**ABOUT THIS TASK:** Please copy out all the data. Every detail stays the same.

**SOURCE MATERIAL:**
———

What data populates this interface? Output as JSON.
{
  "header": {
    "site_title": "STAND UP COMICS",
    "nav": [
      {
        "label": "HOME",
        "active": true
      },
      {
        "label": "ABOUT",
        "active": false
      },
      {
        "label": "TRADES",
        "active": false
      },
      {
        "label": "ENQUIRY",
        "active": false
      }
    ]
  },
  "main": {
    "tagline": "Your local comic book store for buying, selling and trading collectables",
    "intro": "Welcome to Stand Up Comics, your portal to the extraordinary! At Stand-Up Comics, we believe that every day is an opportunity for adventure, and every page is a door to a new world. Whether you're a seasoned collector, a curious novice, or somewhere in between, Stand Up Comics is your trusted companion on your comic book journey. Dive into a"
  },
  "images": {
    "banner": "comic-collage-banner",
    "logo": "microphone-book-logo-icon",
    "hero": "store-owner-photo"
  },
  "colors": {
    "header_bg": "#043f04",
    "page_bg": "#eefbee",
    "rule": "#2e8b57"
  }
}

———

**RESPONSE:**
What data populates this interface? Output as JSON.
{
  "header": {
    "site_title": "STAND UP COMICS",
    "nav": [
      {
        "label": "HOME",
        "active": true
      },
      {
        "label": "ABOUT",
        "active": false
      },
      {
        "label": "TRADES",
        "active": false
      },
      {
        "label": "ENQUIRY",
        "active": false
      }
    ]
  },
  "main": {
    "tagline": "Your local comic book store for buying, selling and trading collectables",
    "intro": "Welcome to Stand Up Comics, your portal to the extraordinary! At Stand-Up Comics, we believe that every day is an opportunity for adventure, and every page is a door to a new world. Whether you're a seasoned collector, a curious novice, or somewhere in between, Stand Up Comics is your trusted companion on your comic book journey. Dive into a"
  },
  "images": {
    "banner": "comic-collage-banner",
    "logo": "microphone-book-logo-icon",
    "hero": "store-owner-photo"
  },
  "colors": {
    "header_bg": "#043f04",
    "page_bg": "#eefbee",
    "rule": "#2e8b57"
  }
}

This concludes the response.